My editor panned it.
Now, I can fully accept criticisms along the lines of “it’s too long-winded,” “the writing isn’t what we’re looking for,” “it’s too broad,” etc. When I’m feeling my most magnanimous, I’ll even accept an “it’s too biased.” But these weren’t the crux of her criticism. Instead, her major qualm was about the content: “Well, it’s just not that all that surprising. What we’re looking for are surprises. What’s the point of using data to show something that we already know is true?”*
Because this question ran counter to the very core of my being, all of which kept repeating, “Without data, how exactly do you know that something is true?”
Of course, what I’m trying to say is that my editor’s question ran counter to the idea of being a scientist.
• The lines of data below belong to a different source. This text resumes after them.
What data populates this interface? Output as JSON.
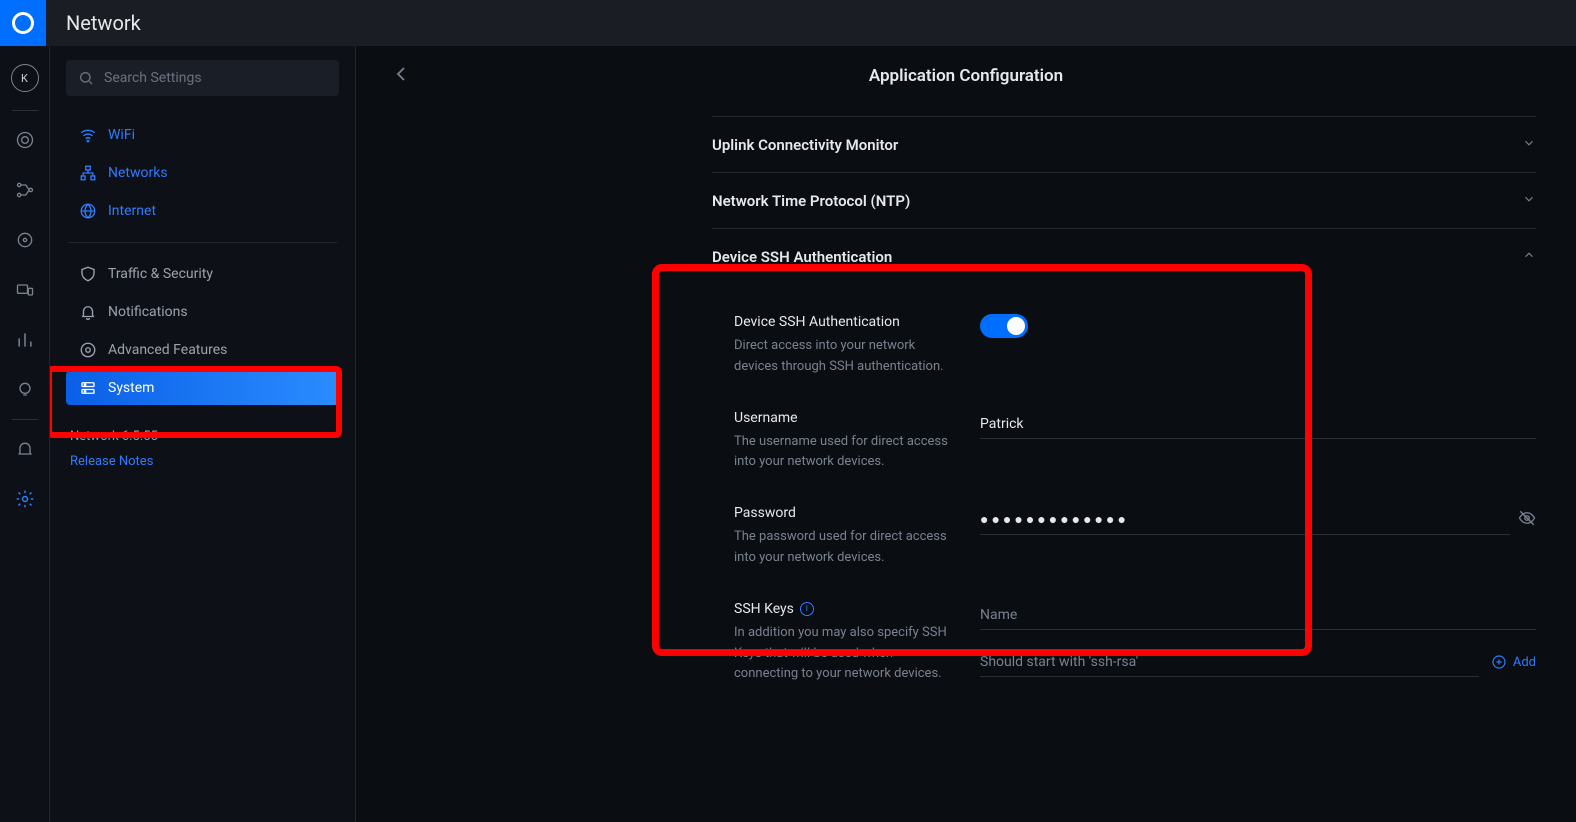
{
  "topbar": {
    "title": "Network"
  },
  "search": {
    "placeholder": "Search Settings"
  },
  "sidebar": {
    "primary": [
      {
        "label": "WiFi"
      },
      {
        "label": "Networks"
      },
      {
        "label": "Internet"
      }
    ],
    "secondary": [
      {
        "label": "Traffic & Security"
      },
      {
        "label": "Notifications"
      },
      {
        "label": "Advanced Features"
      },
      {
        "label": "System"
      }
    ],
    "version": "Network 6.5.55",
    "release_notes": "Release Notes"
  },
  "main": {
    "title": "Application Configuration",
    "sections": {
      "uplink": "Uplink Connectivity Monitor",
      "ntp": "Network Time Protocol (NTP)",
      "ssh": "Device SSH Authentication"
    },
    "ssh": {
      "toggle_label": "Device SSH Authentication",
      "toggle_desc": "Direct access into your network devices through SSH authentication.",
      "username_label": "Username",
      "username_desc": "The username used for direct access into your network devices.",
      "username_value": "Patrick",
      "password_label": "Password",
      "password_desc": "The password used for direct access into your network devices.",
      "password_masked": "●●●●●●●●●●●●●",
      "sshkeys_label": "SSH Keys",
      "sshkeys_desc": "In addition you may also specify SSH Keys that will be used when connecting to your network devices.",
      "sshkeys_name_placeholder": "Name",
      "sshkeys_key_placeholder": "Should start with 'ssh-rsa'",
      "add_label": "Add"
    }
  }
}
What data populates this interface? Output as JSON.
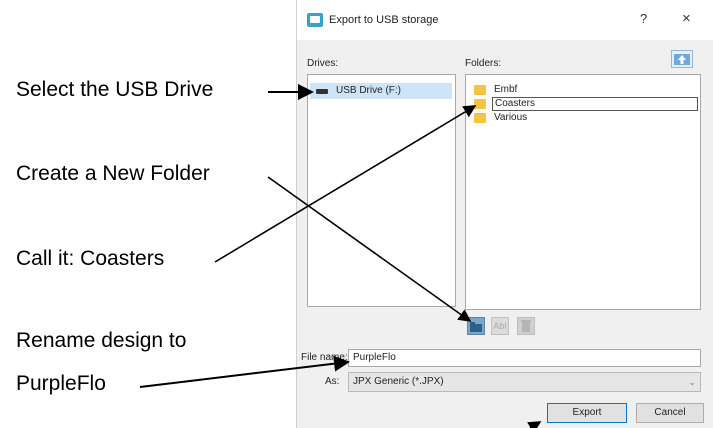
{
  "annotations": {
    "select_drive": "Select the USB Drive",
    "create_folder": "Create a New Folder",
    "call_it": "Call it:  Coasters",
    "rename_line1": "Rename design to",
    "rename_line2": "PurpleFlo"
  },
  "dialog": {
    "title": "Export to USB storage",
    "help": "?",
    "close": "×",
    "drives_label": "Drives:",
    "folders_label": "Folders:",
    "drives": [
      {
        "label": "USB Drive (F:)",
        "selected": true
      }
    ],
    "folders": [
      {
        "label": "Embf"
      },
      {
        "label": "Coasters",
        "editing": true
      },
      {
        "label": "Various"
      }
    ],
    "toolbar": {
      "new_folder": "new-folder-icon",
      "rename": "AbI",
      "delete": "trash-icon"
    },
    "file_name_label": "File name:",
    "file_name_value": "PurpleFlo",
    "as_label": "As:",
    "as_value": "JPX Generic (*.JPX)",
    "export_label": "Export",
    "cancel_label": "Cancel"
  }
}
We should not just accept something as fact without evidence. We should be able to defend our statements and ideas with data. Before we have the data? We may make models or have some speculations, but we should also be on the lookout—skeptical, cautious. And even once we have the data, we should still proceed carefully, rigorously, always continuing to examine and analyze and ask questions. We should be insatiable in our hunt for the truth.
In retrospect, I realize that this outlook probably makes me a poor journalist, but it’s what makes me a scientist through and through. And I also happen to think that our society would be well served to have more scientists in arenas other than science—in politics and journalism, especially.
So, let me be clear. This is what it means to be a scientist: irrespective of whether your conclusion is surprising or banal, the most important thing is that your conclusion is supported by data.
This is how to think like a scientist.
*An approximation of what she said to me.